__Problem details__
Present each line of the entries below that holds the word "Search".

START Data for this exercise

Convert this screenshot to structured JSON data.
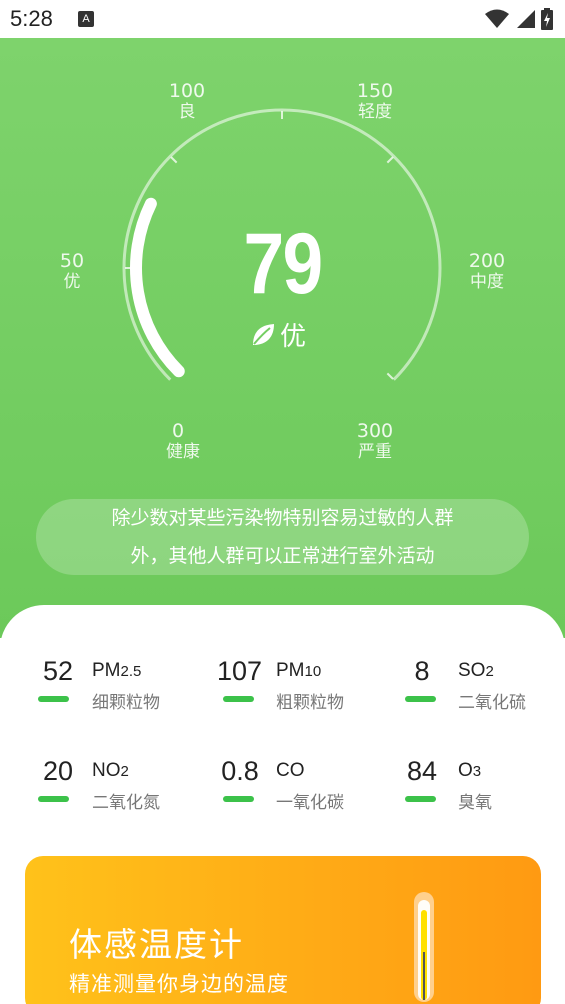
{
  "status_bar": {
    "time": "5:28",
    "notification_icon_letter": "A",
    "icons": [
      "wifi-icon",
      "signal-icon",
      "battery-icon"
    ]
  },
  "gauge": {
    "aqi": "79",
    "level": "优",
    "max": 300,
    "scale": [
      {
        "value": "0",
        "label": "健康"
      },
      {
        "value": "50",
        "label": "优"
      },
      {
        "value": "100",
        "label": "良"
      },
      {
        "value": "150",
        "label": "轻度"
      },
      {
        "value": "200",
        "label": "中度"
      },
      {
        "value": "300",
        "label": "严重"
      }
    ]
  },
  "advice": {
    "line1": "除少数对某些污染物特别容易过敏的人群",
    "line2": "外，其他人群可以正常进行室外活动"
  },
  "pollutants": [
    {
      "value": "52",
      "code": "PM",
      "sub": "2.5",
      "name": "细颗粒物"
    },
    {
      "value": "107",
      "code": "PM",
      "sub": "10",
      "name": "粗颗粒物"
    },
    {
      "value": "8",
      "code": "SO",
      "sub": "2",
      "name": "二氧化硫"
    },
    {
      "value": "20",
      "code": "NO",
      "sub": "2",
      "name": "二氧化氮"
    },
    {
      "value": "0.8",
      "code": "CO",
      "sub": "",
      "name": "一氧化碳"
    },
    {
      "value": "84",
      "code": "O",
      "sub": "3",
      "name": "臭氧"
    }
  ],
  "banner": {
    "title": "体感温度计",
    "subtitle": "精准测量你身边的温度"
  },
  "colors": {
    "hero_green": "#74ce62",
    "indicator_green": "#3cc24a",
    "banner_orange": "#ffab16"
  }
}
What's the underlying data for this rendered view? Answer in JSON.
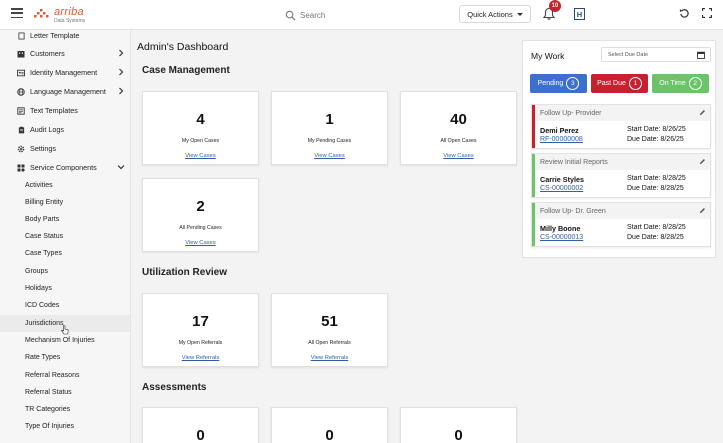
{
  "header": {
    "logo_name": "arriba",
    "logo_sub": "Data Systems",
    "search_placeholder": "Search",
    "quick_actions_label": "Quick Actions",
    "notification_count": "10",
    "profile_initial": "H"
  },
  "sidebar": {
    "items": [
      {
        "label": "Letter Template",
        "icon": "document-icon",
        "chevron": false
      },
      {
        "label": "Customers",
        "icon": "building-icon",
        "chevron": true
      },
      {
        "label": "Identity Management",
        "icon": "id-card-icon",
        "chevron": true
      },
      {
        "label": "Language Management",
        "icon": "globe-icon",
        "chevron": true
      },
      {
        "label": "Text Templates",
        "icon": "text-template-icon",
        "chevron": false
      },
      {
        "label": "Audit Logs",
        "icon": "clipboard-icon",
        "chevron": false
      },
      {
        "label": "Settings",
        "icon": "gear-icon",
        "chevron": false
      },
      {
        "label": "Service Components",
        "icon": "components-icon",
        "chevron": "down"
      }
    ],
    "subitems": [
      "Activities",
      "Billing Entity",
      "Body Parts",
      "Case Status",
      "Case Types",
      "Groups",
      "Holidays",
      "ICD Codes",
      "Jurisdictions",
      "Mechanism Of Injuries",
      "Rate Types",
      "Referral Reasons",
      "Referral Status",
      "TR Categories",
      "Type Of Injuries"
    ]
  },
  "main": {
    "page_title": "Admin's Dashboard",
    "case_management": {
      "title": "Case Management",
      "cards": [
        {
          "value": "4",
          "label": "My Open Cases",
          "link": "View Cases"
        },
        {
          "value": "1",
          "label": "My Pending Cases",
          "link": "View Cases"
        },
        {
          "value": "40",
          "label": "All Open Cases",
          "link": "View Cases"
        },
        {
          "value": "2",
          "label": "All Pending Cases",
          "link": "View Cases"
        }
      ]
    },
    "utilization_review": {
      "title": "Utilization Review",
      "cards": [
        {
          "value": "17",
          "label": "My Open Referrals",
          "link": "View Referrals"
        },
        {
          "value": "51",
          "label": "All Open Referrals",
          "link": "View Referrals"
        }
      ]
    },
    "assessments": {
      "title": "Assessments",
      "cards": [
        {
          "value": "0"
        },
        {
          "value": "0"
        },
        {
          "value": "0"
        }
      ]
    }
  },
  "my_work": {
    "title": "My Work",
    "due_date_placeholder": "Select Due Date",
    "pills": [
      {
        "label": "Pending",
        "count": "3",
        "color": "#3d6fd1"
      },
      {
        "label": "Past Due",
        "count": "1",
        "color": "#c8202f"
      },
      {
        "label": "On Time",
        "count": "2",
        "color": "#6cc36a"
      }
    ],
    "items": [
      {
        "header": "Follow Up- Provider",
        "name": "Demi Perez",
        "ref": "RF-00000008",
        "start": "Start Date: 8/26/25",
        "due": "Due Date: 8/26/25",
        "color": "#c8202f"
      },
      {
        "header": "Review Initial Reports",
        "name": "Carrie Styles",
        "ref": "CS-00000002",
        "start": "Start Date: 8/28/25",
        "due": "Due Date: 8/28/25",
        "color": "#6cc36a"
      },
      {
        "header": "Follow Up- Dr. Green",
        "name": "Milly Boone",
        "ref": "CS-00000013",
        "start": "Start Date: 8/28/25",
        "due": "Due Date: 8/28/25",
        "color": "#6cc36a"
      }
    ]
  }
}
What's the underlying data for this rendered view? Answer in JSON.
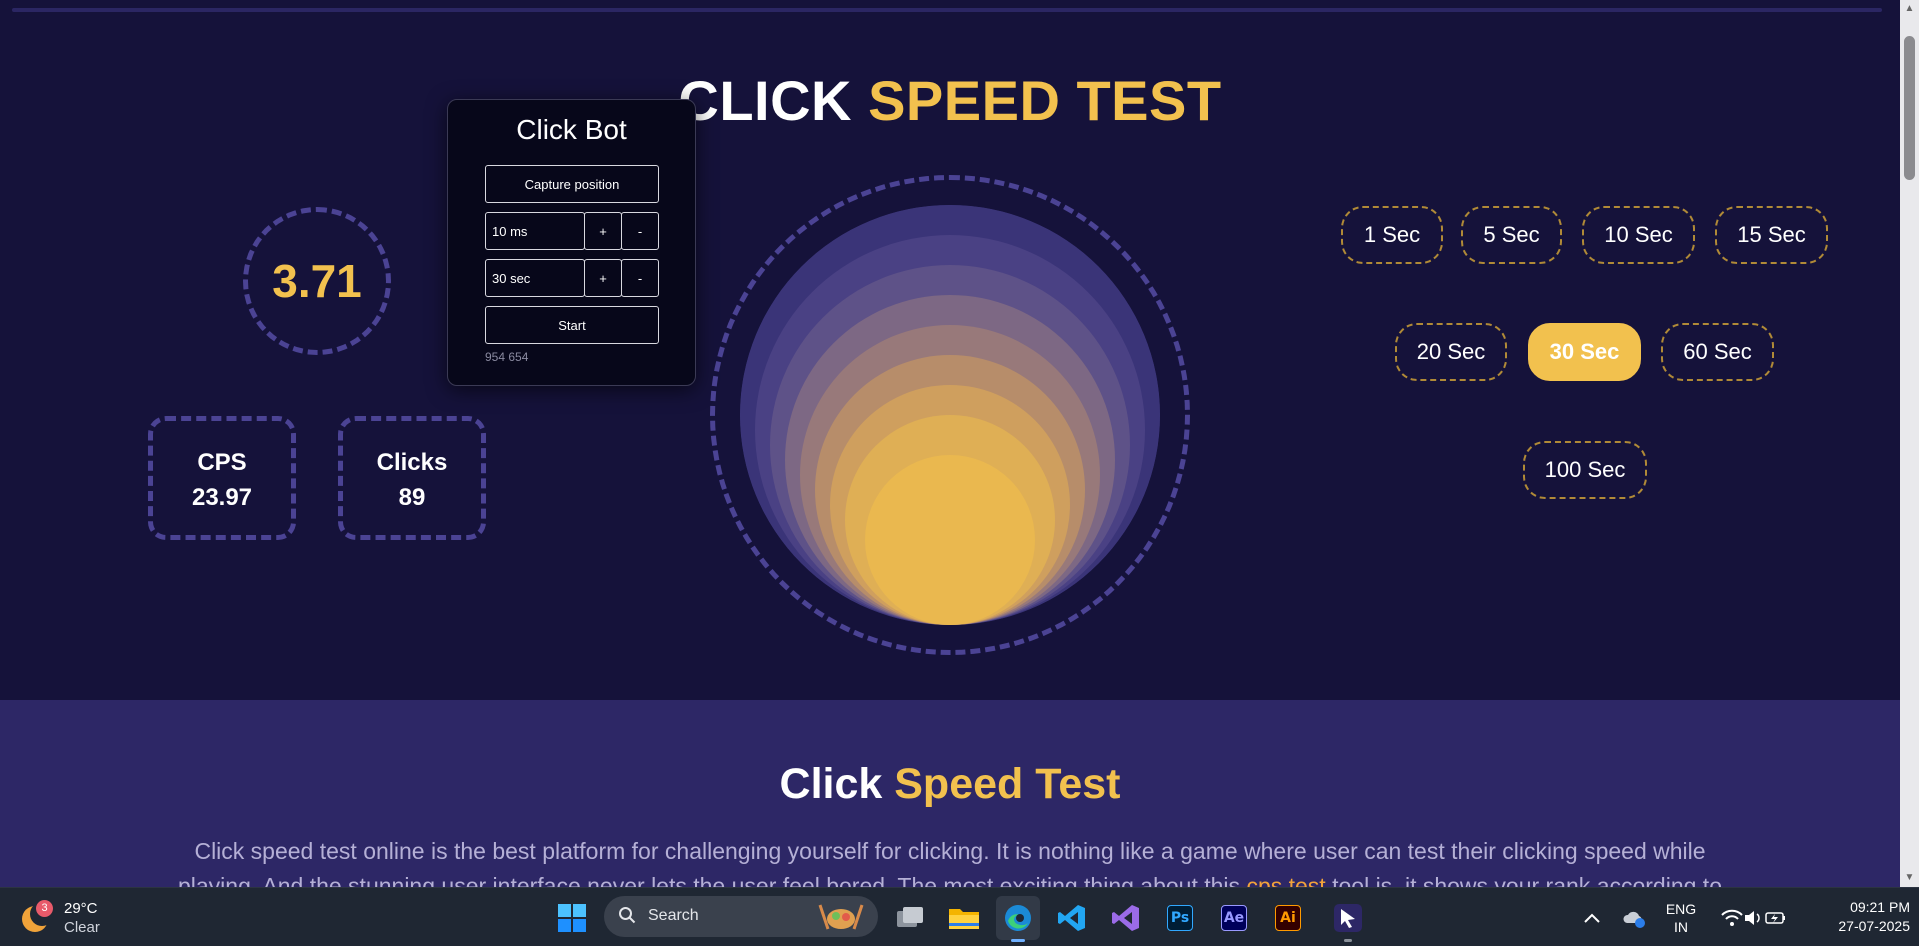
{
  "hero": {
    "title_part1": "CLICK",
    "title_part2": "SPEED TEST"
  },
  "stats": {
    "score": "3.71",
    "cps_label": "CPS",
    "cps_value": "23.97",
    "clicks_label": "Clicks",
    "clicks_value": "89"
  },
  "click_bot": {
    "title": "Click Bot",
    "capture_label": "Capture position",
    "interval_value": "10 ms",
    "duration_value": "30 sec",
    "plus_label": "+",
    "minus_label": "-",
    "start_label": "Start",
    "position_readout": "954 654"
  },
  "time_options": [
    "1 Sec",
    "5 Sec",
    "10 Sec",
    "15 Sec",
    "20 Sec",
    "30 Sec",
    "60 Sec",
    "100 Sec"
  ],
  "selected_time": "30 Sec",
  "section": {
    "heading_part1": "Click",
    "heading_part2": "Speed Test",
    "para_line1": "Click speed test online is the best platform for challenging yourself for clicking. It is nothing like a game where user can test their clicking speed while",
    "para_line2_a": "playing. And the stunning user interface never lets the user feel bored. The most exciting thing about this ",
    "para_link": "cps test",
    "para_line2_b": " tool is, it shows your rank according to"
  },
  "taskbar": {
    "weather_badge": "3",
    "temperature": "29°C",
    "condition": "Clear",
    "search_label": "Search",
    "language_line1": "ENG",
    "language_line2": "IN",
    "time": "09:21 PM",
    "date": "27-07-2025",
    "apps": [
      "start-icon",
      "task-view-icon",
      "file-explorer-icon",
      "edge-icon",
      "vscode-icon",
      "visual-studio-icon",
      "photoshop-icon",
      "after-effects-icon",
      "illustrator-icon",
      "cursor-app-icon"
    ]
  },
  "colors": {
    "background": "#15123a",
    "accent": "#f2c14e",
    "section_bg": "#2d2766",
    "dashed": "#4b4394",
    "link": "#f2a33a"
  }
}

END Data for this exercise

__Answer to this task__
    "search_placeholder": "Search",
    "search_label": "Search",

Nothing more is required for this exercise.